▶ Task statement
Scan the entries and state how many lines contain "subtitle". Write no other text.
*** Opening Data for processing ***
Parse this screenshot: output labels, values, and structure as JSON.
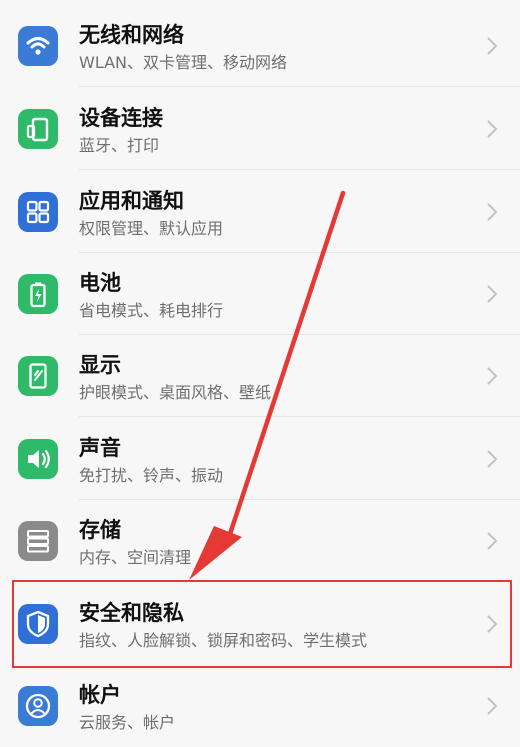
{
  "settings": {
    "items": [
      {
        "title": "无线和网络",
        "subtitle": "WLAN、双卡管理、移动网络",
        "icon": "wifi-icon",
        "color": "#3a7bd5"
      },
      {
        "title": "设备连接",
        "subtitle": "蓝牙、打印",
        "icon": "device-connect-icon",
        "color": "#2fba6a"
      },
      {
        "title": "应用和通知",
        "subtitle": "权限管理、默认应用",
        "icon": "apps-grid-icon",
        "color": "#2f6fd6"
      },
      {
        "title": "电池",
        "subtitle": "省电模式、耗电排行",
        "icon": "battery-icon",
        "color": "#2fba6a"
      },
      {
        "title": "显示",
        "subtitle": "护眼模式、桌面风格、壁纸",
        "icon": "display-icon",
        "color": "#2fba6a"
      },
      {
        "title": "声音",
        "subtitle": "免打扰、铃声、振动",
        "icon": "sound-icon",
        "color": "#2fba6a"
      },
      {
        "title": "存储",
        "subtitle": "内存、空间清理",
        "icon": "storage-icon",
        "color": "#8a8a8a"
      },
      {
        "title": "安全和隐私",
        "subtitle": "指纹、人脸解锁、锁屏和密码、学生模式",
        "icon": "shield-icon",
        "color": "#2f6fd6"
      },
      {
        "title": "帐户",
        "subtitle": "云服务、帐户",
        "icon": "account-icon",
        "color": "#3a7bd5"
      }
    ]
  },
  "annotation": {
    "highlight_color": "#e53935",
    "highlighted_item": "安全和隐私"
  }
}
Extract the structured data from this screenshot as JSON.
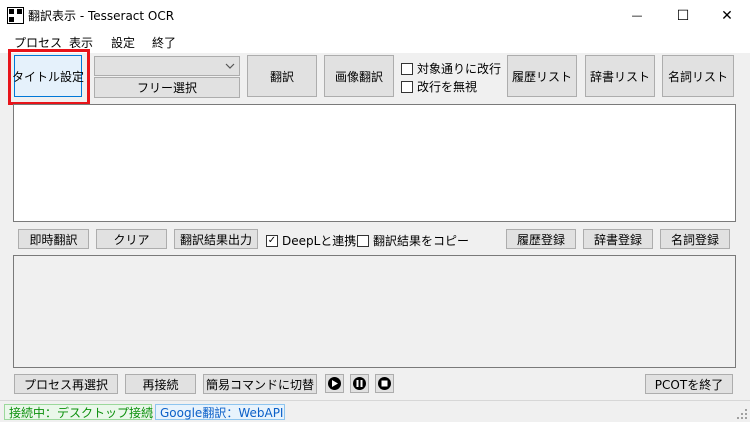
{
  "window": {
    "title": "翻訳表示 - Tesseract OCR",
    "minimize_glyph": "—",
    "maximize_glyph": "☐",
    "close_glyph": "✕"
  },
  "menu": [
    "プロセス",
    "表示",
    "設定",
    "終了"
  ],
  "toolbar": {
    "title_setting": "タイトル設定",
    "combo_value": "",
    "free_select": "フリー選択",
    "translate": "翻訳",
    "image_translate": "画像翻訳",
    "chk_line_break": "対象通りに改行",
    "chk_ignore_break": "改行を無視",
    "history_list": "履歴リスト",
    "dictionary_list": "辞書リスト",
    "noun_list": "名詞リスト"
  },
  "source_text": "",
  "actions": {
    "instant_translate": "即時翻訳",
    "clear": "クリア",
    "output_result": "翻訳結果出力",
    "deepl_link": "DeepLと連携",
    "deepl_checked": true,
    "copy_result": "翻訳結果をコピー",
    "copy_checked": false,
    "history_register": "履歴登録",
    "dictionary_register": "辞書登録",
    "noun_register": "名詞登録"
  },
  "result_text": "",
  "bottom": {
    "reselect_process": "プロセス再選択",
    "reconnect": "再接続",
    "switch_simple": "簡易コマンドに切替",
    "quit_pcot": "PCOTを終了"
  },
  "status": {
    "connection": "接続中：デスクトップ接続",
    "connection_color": "#0a8f0a",
    "engine": "Google翻訳：WebAPI",
    "engine_color": "#0a5fc8"
  },
  "colors": {
    "highlight": "#e8141a",
    "accent": "#0078d7"
  }
}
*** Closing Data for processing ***
▶ Solution
9